Restate every record exactly as it is written, while omitting the pictures it holds.

(Dataset rows for apps and sites)
----

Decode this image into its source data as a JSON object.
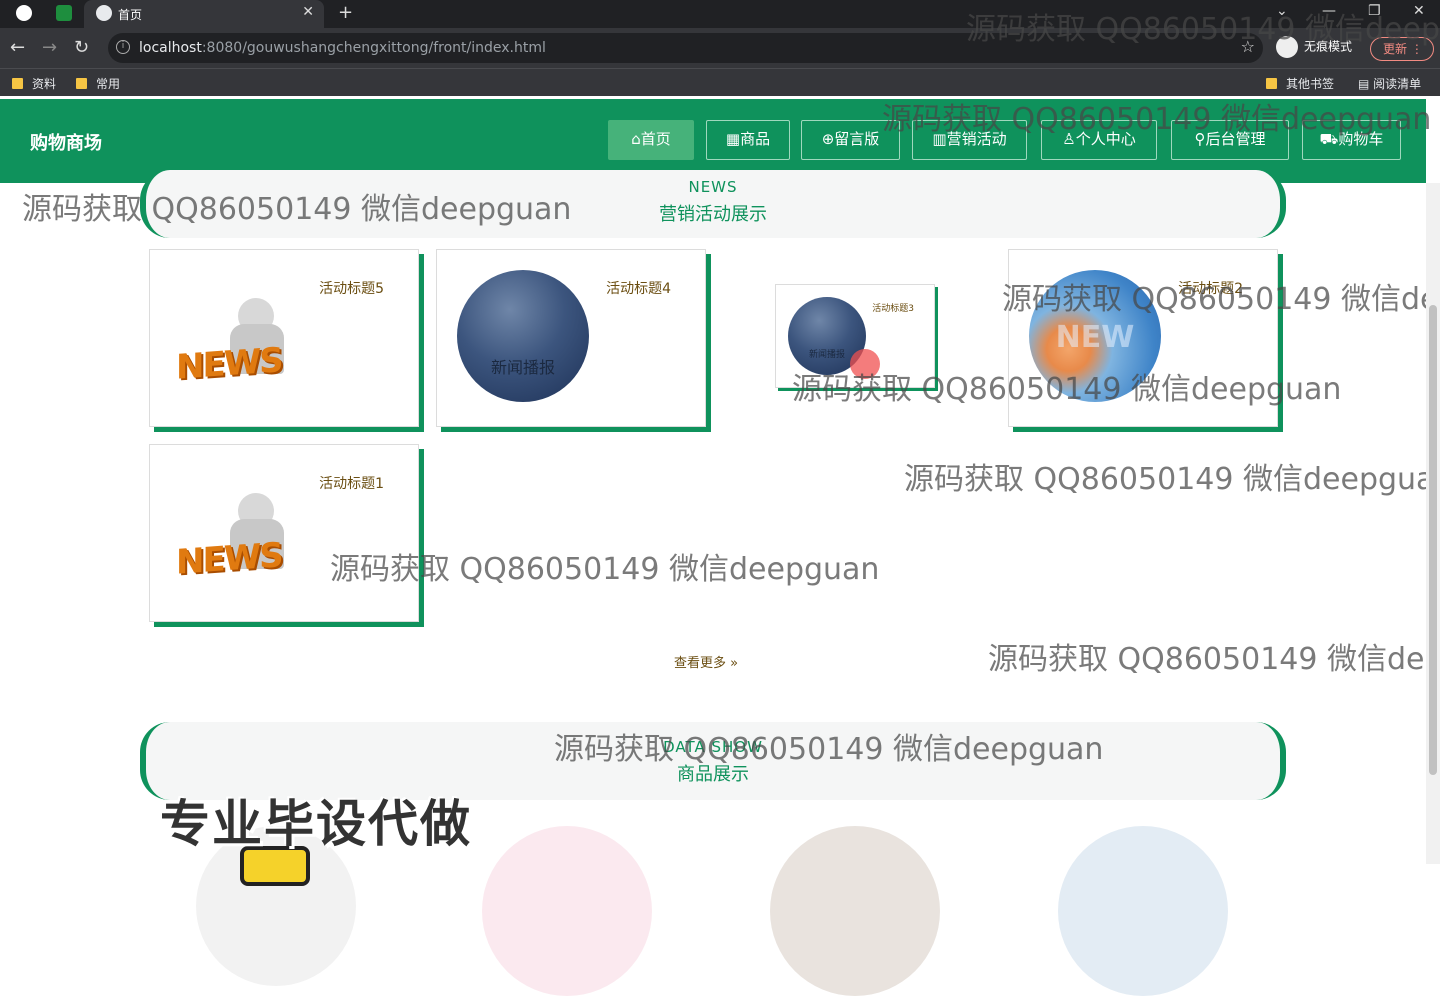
{
  "browser": {
    "tab_title": "首页",
    "url_host": "localhost",
    "url_path": ":8080/gouwushangchengxittong/front/index.html",
    "incognito_label": "无痕模式",
    "update_label": "更新",
    "bookmarks": [
      "资料",
      "常用"
    ],
    "bookmarks_right": [
      "其他书签",
      "阅读清单"
    ]
  },
  "header": {
    "title": "购物商场",
    "nav": [
      {
        "label": "首页",
        "icon": "home-icon"
      },
      {
        "label": "商品",
        "icon": "goods-icon"
      },
      {
        "label": "留言版",
        "icon": "globe-icon"
      },
      {
        "label": "营销活动",
        "icon": "activity-icon"
      },
      {
        "label": "个人中心",
        "icon": "user-icon"
      },
      {
        "label": "后台管理",
        "icon": "link-icon"
      },
      {
        "label": "购物车",
        "icon": "cart-icon"
      }
    ],
    "active_index": 0
  },
  "news_section": {
    "en": "NEWS",
    "cn": "营销活动展示",
    "cards": [
      {
        "title": "活动标题5",
        "image": "news-figure"
      },
      {
        "title": "活动标题4",
        "image": "news-broadcast",
        "image_text": "新闻播报"
      },
      {
        "title": "活动标题3",
        "image": "news-broadcast",
        "image_text": "新闻播报"
      },
      {
        "title": "活动标题2",
        "image": "news-globe",
        "image_text": "NEW"
      },
      {
        "title": "活动标题1",
        "image": "news-figure"
      }
    ],
    "news_word": "NEWS",
    "more": "查看更多 »"
  },
  "product_section": {
    "en": "DATA SHOW",
    "cn": "商品展示"
  },
  "ad_text": "专业毕设代做",
  "watermark": "源码获取 QQ86050149 微信deepguan",
  "colors": {
    "brand": "#0f925c",
    "title": "#6b4e12"
  }
}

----

● **RESPONSE BOX**:
Decode this image into its source data as a JSON object.
{
  "browser": {
    "tab_title": "首页",
    "url_host": "localhost",
    "url_path": ":8080/gouwushangchengxittong/front/index.html",
    "incognito_label": "无痕模式",
    "update_label": "更新",
    "bookmarks": [
      "资料",
      "常用"
    ],
    "bookmarks_right": [
      "其他书签",
      "阅读清单"
    ]
  },
  "header": {
    "title": "购物商场",
    "nav": [
      {
        "label": "首页",
        "icon": "home-icon"
      },
      {
        "label": "商品",
        "icon": "goods-icon"
      },
      {
        "label": "留言版",
        "icon": "globe-icon"
      },
      {
        "label": "营销活动",
        "icon": "activity-icon"
      },
      {
        "label": "个人中心",
        "icon": "user-icon"
      },
      {
        "label": "后台管理",
        "icon": "link-icon"
      },
      {
        "label": "购物车",
        "icon": "cart-icon"
      }
    ],
    "active_index": 0
  },
  "news_section": {
    "en": "NEWS",
    "cn": "营销活动展示",
    "cards": [
      {
        "title": "活动标题5",
        "image": "news-figure"
      },
      {
        "title": "活动标题4",
        "image": "news-broadcast",
        "image_text": "新闻播报"
      },
      {
        "title": "活动标题3",
        "image": "news-broadcast",
        "image_text": "新闻播报"
      },
      {
        "title": "活动标题2",
        "image": "news-globe",
        "image_text": "NEW"
      },
      {
        "title": "活动标题1",
        "image": "news-figure"
      }
    ],
    "news_word": "NEWS",
    "more": "查看更多 »"
  },
  "product_section": {
    "en": "DATA SHOW",
    "cn": "商品展示"
  },
  "ad_text": "专业毕设代做",
  "watermark": "源码获取 QQ86050149 微信deepguan",
  "colors": {
    "brand": "#0f925c",
    "title": "#6b4e12"
  }
}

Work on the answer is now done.